About this exercise
Each entry below is to be printed verbatim.
Start of Input for this task
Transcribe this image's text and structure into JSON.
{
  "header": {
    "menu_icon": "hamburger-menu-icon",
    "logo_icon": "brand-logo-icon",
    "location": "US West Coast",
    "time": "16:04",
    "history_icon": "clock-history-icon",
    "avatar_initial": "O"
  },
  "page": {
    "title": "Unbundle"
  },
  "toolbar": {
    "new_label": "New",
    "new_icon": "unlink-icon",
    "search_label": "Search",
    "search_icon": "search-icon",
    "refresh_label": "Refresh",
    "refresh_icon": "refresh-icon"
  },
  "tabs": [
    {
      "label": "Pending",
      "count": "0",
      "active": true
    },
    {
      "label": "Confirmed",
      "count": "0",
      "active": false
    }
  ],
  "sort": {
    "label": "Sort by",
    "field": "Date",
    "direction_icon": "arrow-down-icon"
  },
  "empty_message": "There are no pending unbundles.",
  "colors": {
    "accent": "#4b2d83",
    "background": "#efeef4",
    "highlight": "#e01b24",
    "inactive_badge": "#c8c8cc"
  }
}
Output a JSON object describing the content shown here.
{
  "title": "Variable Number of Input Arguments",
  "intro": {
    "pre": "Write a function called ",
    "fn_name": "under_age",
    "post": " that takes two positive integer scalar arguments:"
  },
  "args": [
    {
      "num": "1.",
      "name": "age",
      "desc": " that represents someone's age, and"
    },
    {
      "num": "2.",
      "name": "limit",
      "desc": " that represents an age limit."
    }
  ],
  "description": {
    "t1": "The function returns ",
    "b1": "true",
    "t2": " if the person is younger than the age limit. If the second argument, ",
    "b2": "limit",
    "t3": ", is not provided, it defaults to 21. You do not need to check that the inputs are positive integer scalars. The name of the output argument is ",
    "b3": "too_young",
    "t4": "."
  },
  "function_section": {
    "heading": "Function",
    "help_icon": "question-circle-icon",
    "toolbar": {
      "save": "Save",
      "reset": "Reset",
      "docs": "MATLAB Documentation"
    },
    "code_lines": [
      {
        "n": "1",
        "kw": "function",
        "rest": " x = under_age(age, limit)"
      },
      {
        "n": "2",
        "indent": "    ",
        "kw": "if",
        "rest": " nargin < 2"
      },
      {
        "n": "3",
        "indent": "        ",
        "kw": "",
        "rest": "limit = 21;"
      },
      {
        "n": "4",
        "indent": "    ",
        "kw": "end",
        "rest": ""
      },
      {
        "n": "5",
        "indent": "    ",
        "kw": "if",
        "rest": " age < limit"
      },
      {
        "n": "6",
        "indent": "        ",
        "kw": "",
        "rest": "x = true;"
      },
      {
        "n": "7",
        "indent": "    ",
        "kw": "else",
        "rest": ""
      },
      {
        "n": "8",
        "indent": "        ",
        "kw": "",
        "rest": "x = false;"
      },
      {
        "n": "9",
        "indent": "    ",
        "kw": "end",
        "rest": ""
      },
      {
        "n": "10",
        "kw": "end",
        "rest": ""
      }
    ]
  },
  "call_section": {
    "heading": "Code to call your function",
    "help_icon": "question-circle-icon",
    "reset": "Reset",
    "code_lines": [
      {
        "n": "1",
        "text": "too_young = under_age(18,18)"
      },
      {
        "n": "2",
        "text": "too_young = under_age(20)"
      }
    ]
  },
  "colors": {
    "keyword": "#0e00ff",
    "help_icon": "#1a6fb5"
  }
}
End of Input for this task
Completed exercise
Transcribe this image's text and structure into JSON.
{
  "header": {
    "menu_icon": "hamburger-menu-icon",
    "logo_icon": "brand-logo-icon",
    "location": "US West Coast",
    "time": "16:04",
    "history_icon": "clock-history-icon",
    "avatar_initial": "O"
  },
  "page": {
    "title": "Unbundle"
  },
  "toolbar": {
    "new_label": "New",
    "new_icon": "unlink-icon",
    "search_label": "Search",
    "search_icon": "search-icon",
    "refresh_label": "Refresh",
    "refresh_icon": "refresh-icon"
  },
  "tabs": [
    {
      "label": "Pending",
      "count": "0",
      "active": true
    },
    {
      "label": "Confirmed",
      "count": "0",
      "active": false
    }
  ],
  "sort": {
    "label": "Sort by",
    "field": "Date",
    "direction_icon": "arrow-down-icon"
  },
  "empty_message": "There are no pending unbundles.",
  "colors": {
    "accent": "#4b2d83",
    "background": "#efeef4",
    "highlight": "#e01b24",
    "inactive_badge": "#c8c8cc"
  }
}
Output a JSON object describing the content shown here.
{
  "title": "Variable Number of Input Arguments",
  "intro": {
    "pre": "Write a function called ",
    "fn_name": "under_age",
    "post": " that takes two positive integer scalar arguments:"
  },
  "args": [
    {
      "num": "1.",
      "name": "age",
      "desc": " that represents someone's age, and"
    },
    {
      "num": "2.",
      "name": "limit",
      "desc": " that represents an age limit."
    }
  ],
  "description": {
    "t1": "The function returns ",
    "b1": "true",
    "t2": " if the person is younger than the age limit. If the second argument, ",
    "b2": "limit",
    "t3": ", is not provided, it defaults to 21. You do not need to check that the inputs are positive integer scalars. The name of the output argument is ",
    "b3": "too_young",
    "t4": "."
  },
  "function_section": {
    "heading": "Function",
    "help_icon": "question-circle-icon",
    "toolbar": {
      "save": "Save",
      "reset": "Reset",
      "docs": "MATLAB Documentation"
    },
    "code_lines": [
      {
        "n": "1",
        "kw": "function",
        "rest": " x = under_age(age, limit)"
      },
      {
        "n": "2",
        "indent": "    ",
        "kw": "if",
        "rest": " nargin < 2"
      },
      {
        "n": "3",
        "indent": "        ",
        "kw": "",
        "rest": "limit = 21;"
      },
      {
        "n": "4",
        "indent": "    ",
        "kw": "end",
        "rest": ""
      },
      {
        "n": "5",
        "indent": "    ",
        "kw": "if",
        "rest": " age < limit"
      },
      {
        "n": "6",
        "indent": "        ",
        "kw": "",
        "rest": "x = true;"
      },
      {
        "n": "7",
        "indent": "    ",
        "kw": "else",
        "rest": ""
      },
      {
        "n": "8",
        "indent": "        ",
        "kw": "",
        "rest": "x = false;"
      },
      {
        "n": "9",
        "indent": "    ",
        "kw": "end",
        "rest": ""
      },
      {
        "n": "10",
        "kw": "end",
        "rest": ""
      }
    ]
  },
  "call_section": {
    "heading": "Code to call your function",
    "help_icon": "question-circle-icon",
    "reset": "Reset",
    "code_lines": [
      {
        "n": "1",
        "text": "too_young = under_age(18,18)"
      },
      {
        "n": "2",
        "text": "too_young = under_age(20)"
      }
    ]
  },
  "colors": {
    "keyword": "#0e00ff",
    "help_icon": "#1a6fb5"
  }
}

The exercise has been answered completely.